Hello, my name is Jason Love, and I am the Founder and Lead Trader for the Oil Trading Group.
As a way of quick background, I have been affiliated with TopstepTrader in one capacity or another since 2012. I have been a funded trader, educator and webinar presenter. I strongly recommend TopstepTrader to all the traders with whom I come in to contact. Even if the trader has no intention of becoming a funded trader, I advise them to take (and pass) a Trading Combine® prior to risking their own funds.
The reason for this is quite simple: if you can pass a Trading Combine using TopstepTrader’s parameters, then you will be in a better position to handle your live trading account and, ultimately, in a better position to make money trading futures.
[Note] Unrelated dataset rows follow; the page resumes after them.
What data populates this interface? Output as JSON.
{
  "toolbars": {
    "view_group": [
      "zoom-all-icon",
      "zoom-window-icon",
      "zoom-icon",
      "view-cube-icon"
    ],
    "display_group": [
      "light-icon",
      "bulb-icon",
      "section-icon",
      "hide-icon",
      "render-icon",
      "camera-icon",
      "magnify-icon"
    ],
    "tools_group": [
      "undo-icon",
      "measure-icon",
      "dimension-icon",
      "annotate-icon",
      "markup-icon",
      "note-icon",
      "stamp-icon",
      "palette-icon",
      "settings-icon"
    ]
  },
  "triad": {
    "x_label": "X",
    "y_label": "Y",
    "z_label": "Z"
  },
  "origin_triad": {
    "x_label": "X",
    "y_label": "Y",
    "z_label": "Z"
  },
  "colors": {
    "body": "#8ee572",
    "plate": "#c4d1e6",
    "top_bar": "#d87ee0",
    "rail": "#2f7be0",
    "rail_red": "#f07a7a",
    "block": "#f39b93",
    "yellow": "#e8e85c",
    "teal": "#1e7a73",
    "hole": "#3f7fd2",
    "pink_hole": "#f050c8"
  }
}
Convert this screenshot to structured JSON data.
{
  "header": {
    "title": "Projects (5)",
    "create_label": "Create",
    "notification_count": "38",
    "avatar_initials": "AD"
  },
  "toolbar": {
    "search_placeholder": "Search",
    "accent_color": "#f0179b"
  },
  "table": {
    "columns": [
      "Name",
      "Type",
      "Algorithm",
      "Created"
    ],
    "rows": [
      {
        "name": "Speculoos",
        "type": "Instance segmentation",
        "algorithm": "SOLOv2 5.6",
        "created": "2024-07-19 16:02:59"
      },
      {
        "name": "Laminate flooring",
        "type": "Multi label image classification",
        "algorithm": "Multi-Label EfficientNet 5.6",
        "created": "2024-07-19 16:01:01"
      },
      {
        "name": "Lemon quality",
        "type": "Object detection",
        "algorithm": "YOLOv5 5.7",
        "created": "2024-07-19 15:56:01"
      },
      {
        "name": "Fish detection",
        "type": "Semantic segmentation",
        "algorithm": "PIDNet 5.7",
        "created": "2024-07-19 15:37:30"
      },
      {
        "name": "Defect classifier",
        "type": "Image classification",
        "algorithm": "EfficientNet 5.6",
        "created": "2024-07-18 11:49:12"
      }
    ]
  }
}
That’s why, from time-to-time, I will also enter a Trading Combine and trade it live in front of my trading room audience. The purpose is to demonstrate live what we talk about all the time: the fact that the number one job of a trader is to preserve capital. Making money is secondary to preserving capital.
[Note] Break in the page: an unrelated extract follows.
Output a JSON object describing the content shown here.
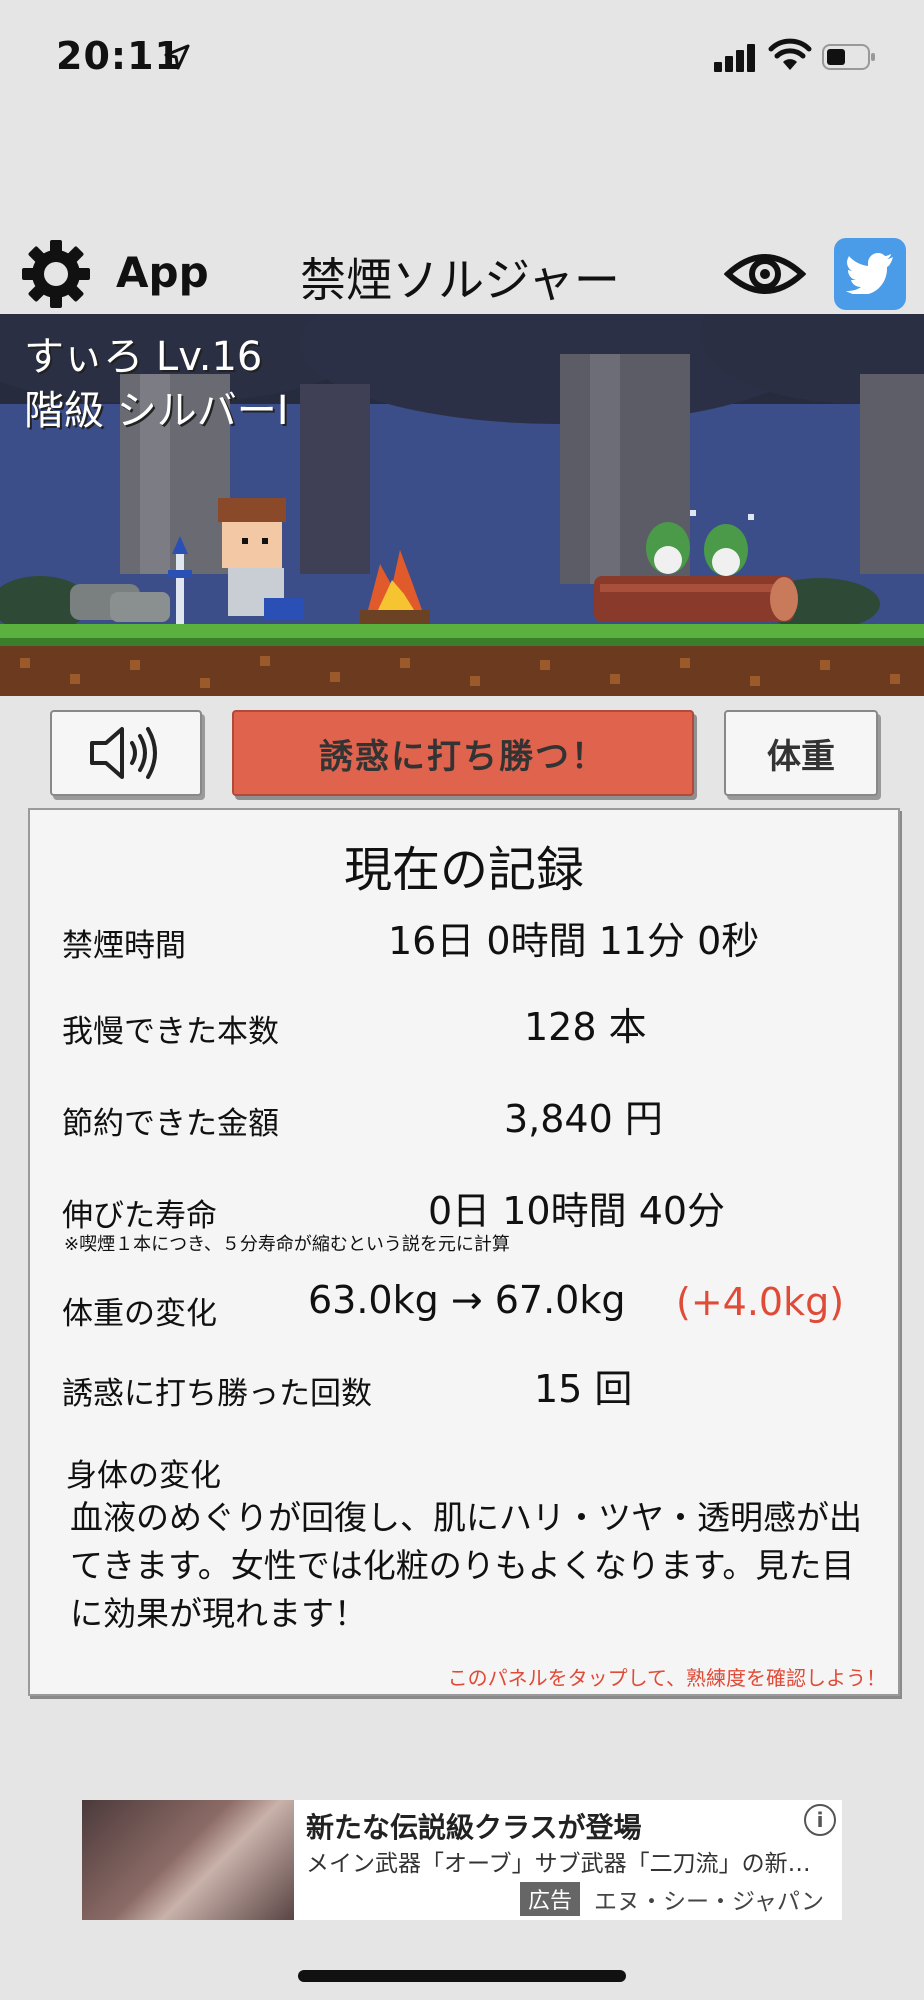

Here are three things I did to pass my latest Trading Combine in 15 days.
The Trading Combine is designed to assist traders by building the skills to manage risk and maximize reward.
Also, for the sake of full transparency, I feel it is important to tell you that I have not passed every Trading Combine that I have started. Trading is a process, and you are bound to have some points of failure along the way. You can see a detailed review of a failed Trading Combine, as well as several others that I have successfully passed here. Read all four parts of the summary to get the full picture.
However, for today’s post I am going to discuss with you the top three things I did to pass a $50,000 Trading Combine (Step 1 and Step 2) in front of a live trading audience in the minimum time allowed: 15 days.
1. Manage Risk
It is no secret that one of the contributing factors to my passing the Trading Combine in 15 days is that the increased volatility provided excellent opportunity. But as in all things, there are two sides to every coin.
Increased opportunity (volatility) also provides for increased risk.
One of the adjustments that I made in the middle of the Trading Combine was that I reduced risk from 2 lots down to 1 lot. Making this simple adjustment allowed me to “stay in the game” longer when I was getting stopped out due to the “whippy” nature of the moves.
Here is a quick example: If I am normally a 2-lot trader on the ES, with a 2-point stop, I am risking $200, before commission. By reducing my lot size, it allowed me to do two things:
1.) I could keep the 2-point stop and now just risk $100 on the trade vs. the $200 risk on a 2-lot.
2.) If necessary I could take the stop from 2 ES points, $200 on 2-lots, to 4-points on 1-lot.
Now, I can hear you saying…I thought you said you were reducing risk. While it is true that this does not reduce risk (4-points on 1 lot is a $200 stop), it does allow for a trade to have more room to accommodate the bigger average bar size on a 5-minute chart. Another way you can approach the risk is to go to a smaller timeframe chart, where the bar size would be smaller, and the stop placement could be smaller as well. The bottom line here is that I made an adjustment to account for the change in market behavior and increased volatility.
2. Maximize Winning Trades
One of the major talking points we discuss all the time in our trade room, is that to be consistently successful, you need to maximize the reward.
To enter a trade, I always need at least a 2.5:1 reward-to-risk ratio.
When the market is “humming,” like it has been, I expanded those targets out to 3:1 or greater. My average winning trade during Step 1 was $321.34 and my average losing trade was $63.51. This is a reward-to-risk ratio of 5:1!
But you can't just simply move the target out to 3:1 and take the same trades — expecting more. You have to have some market logic behind it. You have to take trades that will allow you to get that reward-to-risk.
3. Quit Trading When I Was Ahead
One of the biggest challenges for any trader is the fear of missing out (FOMO). This is even more powerful when the market is trading like this. There’s always the belief that you could get “more.”
However, the key to consistency is knowing when to stop. As we know, we are not going to win every trade or every day. But one of the biggest blows to my psychological capital is turning a nice winning day into a losing day because I got caught up in the wave of emotion.
So, one of my keys to maintaining consistency and preserving psychological capital is to quit when I am ahead, which I define as when I am up more than $300 on a day.
In closing, I put the details together, screen shots and recap videos, on a web page. For those of you who want to do a “deeper dive” into the results of this trading combine, you can view all this here.